The Government has welcomed the Fraser Institute’s ranking of Hong Kong as the world’s freest economy, once again, in the Economic Freedom of the World 2019 Report.
Hong Kong has been retaining the top rank since the report’s launch. Among the five assessment areas, the city came top in “Freedom to Trade Internationally” and “Regulation”, vividly reflecting Hong Kong’s long-standing and steadfast commitment to building a free economy with a level playing field.
The Government said it is fully committed to upholding Hong Kong’s institutional strengths, including the fine tradition of the rule of law, free trade and investment regime, simple tax system with low tax rates, favourable business environment and efficient government.
“These have provided a conducive environment for businesses to thrive, and enabled our economy to prosper and tide over challenges arising anytime.”
However, the Government takes exception to the Fraser Institute’s comments in its press release about the rule of law in Hong Kong, saying such comments are entirely ungrounded and not borne out by objective facts.
Since China resumed the exercise of sovereignty over Hong Kong on July 1, 1997, the Hong Kong Special Administrative Region has been exercising “Hong Kong people administering Hong Kong” and a high degree of autonomy in strict accordance with the Basic Law.
“One country, two systems” has been fully and successfully implemented. Human rights and freedom are fully protected by the Basic Law, the Hong Kong Bill of Rights Ordinance and other legislation.

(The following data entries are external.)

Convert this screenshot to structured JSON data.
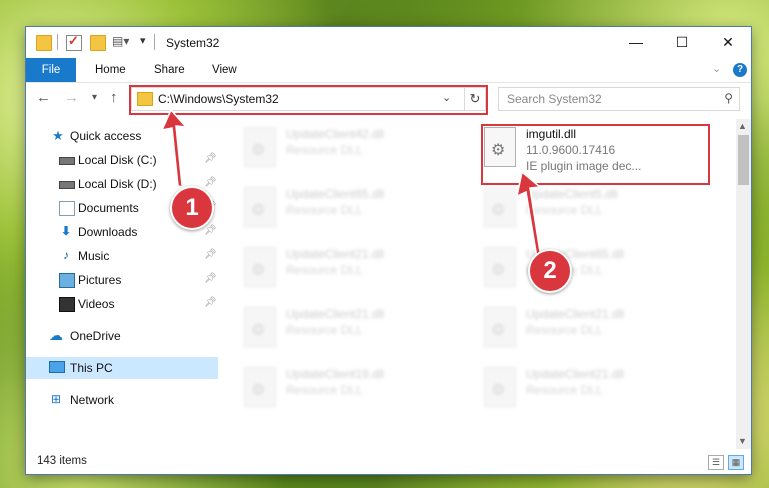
{
  "window": {
    "title": "System32",
    "controls": {
      "minimize": "—",
      "maximize": "☐",
      "close": "✕"
    }
  },
  "ribbon": {
    "tabs": [
      "File",
      "Home",
      "Share",
      "View"
    ],
    "help": "?"
  },
  "address": {
    "path": "C:\\Windows\\System32",
    "search_placeholder": "Search System32"
  },
  "sidebar": {
    "items": [
      {
        "label": "Quick access",
        "icon": "star-icon",
        "pinned": false
      },
      {
        "label": "Local Disk (C:)",
        "icon": "disk-icon",
        "pinned": true
      },
      {
        "label": "Local Disk (D:)",
        "icon": "disk-icon",
        "pinned": true
      },
      {
        "label": "Documents",
        "icon": "documents-icon",
        "pinned": true
      },
      {
        "label": "Downloads",
        "icon": "download-icon",
        "pinned": true
      },
      {
        "label": "Music",
        "icon": "music-icon",
        "pinned": true
      },
      {
        "label": "Pictures",
        "icon": "pictures-icon",
        "pinned": true
      },
      {
        "label": "Videos",
        "icon": "videos-icon",
        "pinned": true
      },
      {
        "label": "OneDrive",
        "icon": "onedrive-icon",
        "pinned": false
      },
      {
        "label": "This PC",
        "icon": "computer-icon",
        "pinned": false,
        "selected": true
      },
      {
        "label": "Network",
        "icon": "network-icon",
        "pinned": false
      }
    ]
  },
  "files": {
    "left_column": [
      {
        "name": "UpdateClient42.dll",
        "type": "Resource DLL"
      },
      {
        "name": "UpdateClient65.dll",
        "type": "Resource DLL"
      },
      {
        "name": "UpdateClient21.dll",
        "type": "Resource DLL"
      },
      {
        "name": "UpdateClient21.dll",
        "type": "Resource DLL"
      },
      {
        "name": "UpdateClient19.dll",
        "type": "Resource DLL"
      }
    ],
    "right_column": [
      {
        "name": "UpdateClient5.dll",
        "type": "Resource DLL"
      },
      {
        "name": "UpdateClient65.dll",
        "type": "Resource DLL"
      },
      {
        "name": "UpdateClient21.dll",
        "type": "Resource DLL"
      },
      {
        "name": "UpdateClient21.dll",
        "type": "Resource DLL"
      }
    ],
    "highlighted": {
      "name": "imgutil.dll",
      "version": "11.0.9600.17416",
      "description": "IE plugin image dec..."
    }
  },
  "status": {
    "item_count": "143 items"
  },
  "annotations": {
    "step1": "1",
    "step2": "2",
    "color": "#d9363e"
  }
}
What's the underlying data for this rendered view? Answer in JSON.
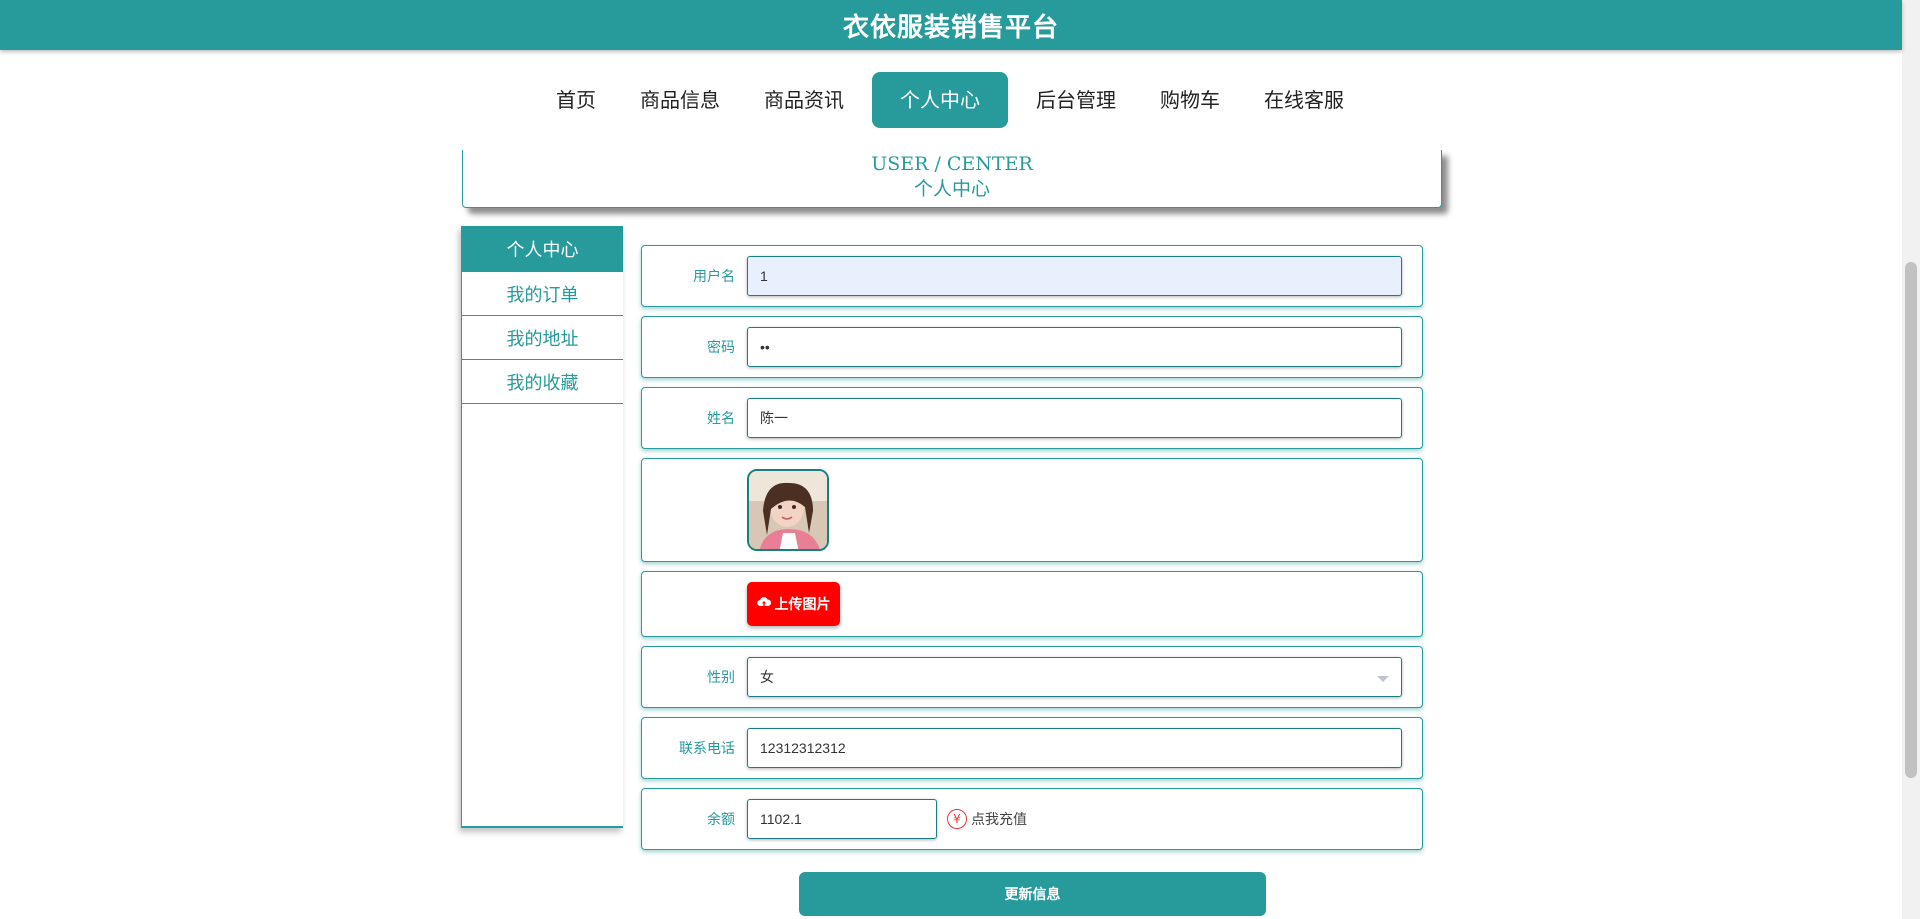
{
  "header": {
    "title": "衣依服装销售平台"
  },
  "nav": {
    "items": [
      {
        "label": "首页"
      },
      {
        "label": "商品信息"
      },
      {
        "label": "商品资讯"
      },
      {
        "label": "个人中心"
      },
      {
        "label": "后台管理"
      },
      {
        "label": "购物车"
      },
      {
        "label": "在线客服"
      }
    ],
    "active": "个人中心"
  },
  "crumb": {
    "en": "USER / CENTER",
    "cn": "个人中心"
  },
  "sidebar": {
    "head": "个人中心",
    "items": [
      {
        "label": "我的订单"
      },
      {
        "label": "我的地址"
      },
      {
        "label": "我的收藏"
      }
    ]
  },
  "form": {
    "username": {
      "label": "用户名",
      "value": "1"
    },
    "password": {
      "label": "密码",
      "value": "••"
    },
    "name": {
      "label": "姓名",
      "value": "陈一"
    },
    "upload": {
      "label": "上传图片",
      "icon": "cloud-upload-icon"
    },
    "gender": {
      "label": "性别",
      "value": "女"
    },
    "phone": {
      "label": "联系电话",
      "value": "12312312312"
    },
    "balance": {
      "label": "余额",
      "value": "1102.1",
      "recharge": "点我充值",
      "icon": "yen-icon"
    },
    "submit": "更新信息"
  },
  "colors": {
    "primary": "#279a9c",
    "upload": "#ff0000",
    "autofill": "#e8f0fe"
  }
}
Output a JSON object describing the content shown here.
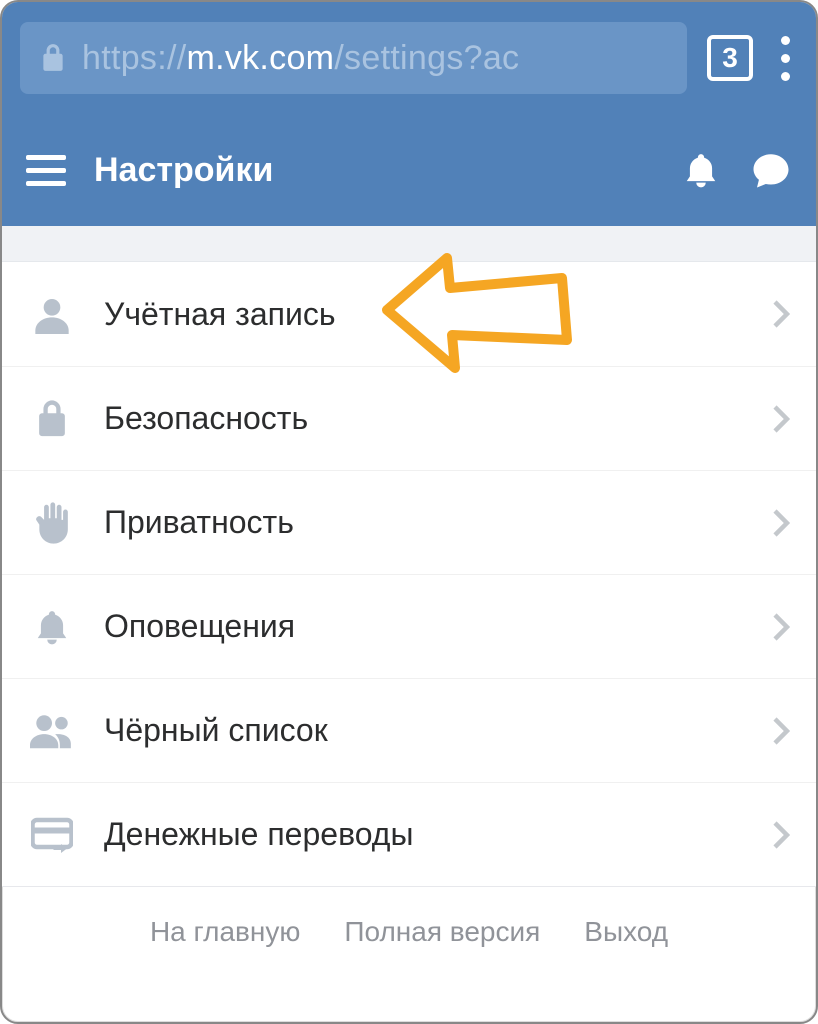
{
  "browser": {
    "url_prefix": "https://",
    "url_host": "m.vk.com",
    "url_path": "/settings?ac",
    "tab_count": "3"
  },
  "header": {
    "title": "Настройки"
  },
  "menu": {
    "items": [
      {
        "icon": "person",
        "label": "Учётная запись"
      },
      {
        "icon": "lock",
        "label": "Безопасность"
      },
      {
        "icon": "hand",
        "label": "Приватность"
      },
      {
        "icon": "bell",
        "label": "Оповещения"
      },
      {
        "icon": "people",
        "label": "Чёрный список"
      },
      {
        "icon": "card",
        "label": "Денежные переводы"
      }
    ]
  },
  "footer": {
    "home": "На главную",
    "full": "Полная версия",
    "logout": "Выход"
  }
}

Hong Kong has its own legal system and exercises independent judicial power, including that of final adjudication, through its own courts. The rule of law and judicial independence are constitutionally protected, as are the fundamental rights and freedoms of Hong Kong residents, including the freedom of speech and the right of peaceful assembly that are routinely exercised by them.
The fact that eminent judges of the apex courts of other common law jurisdictions sit on Hong Kong’s Court of Final Appeal, and that Hong Kong cases are cited in overseas jurisprudence from time to time, speaks volumes on the global legal community’s confidence in the integrity and quality of Hong Kong’s judicial and legal systems.
Indeed, the robustness of Hong Kong’s rule of law is consistently reflected in the relevant reports of other international ranking institutions since 1997.
Regrettably, recent events have seen protesters deviating from peaceful means by resorting to escalating violence, which made it necessary for Police to exercise lawful use of reasonable force to maintain law and order.
The Government said it is committed to stopping violence and maintaining an open dialogue with the community at large to look for common ground and resolve differences on its own.
“The Government is and will always be strongly committed to upholding the rule of law, judicial independence and the fundamental rights and freedoms of Hong Kong residents which are strongly institutionalised.
“We will continue to work with the local and international communities to promote these core values of our society which we jealously guard.”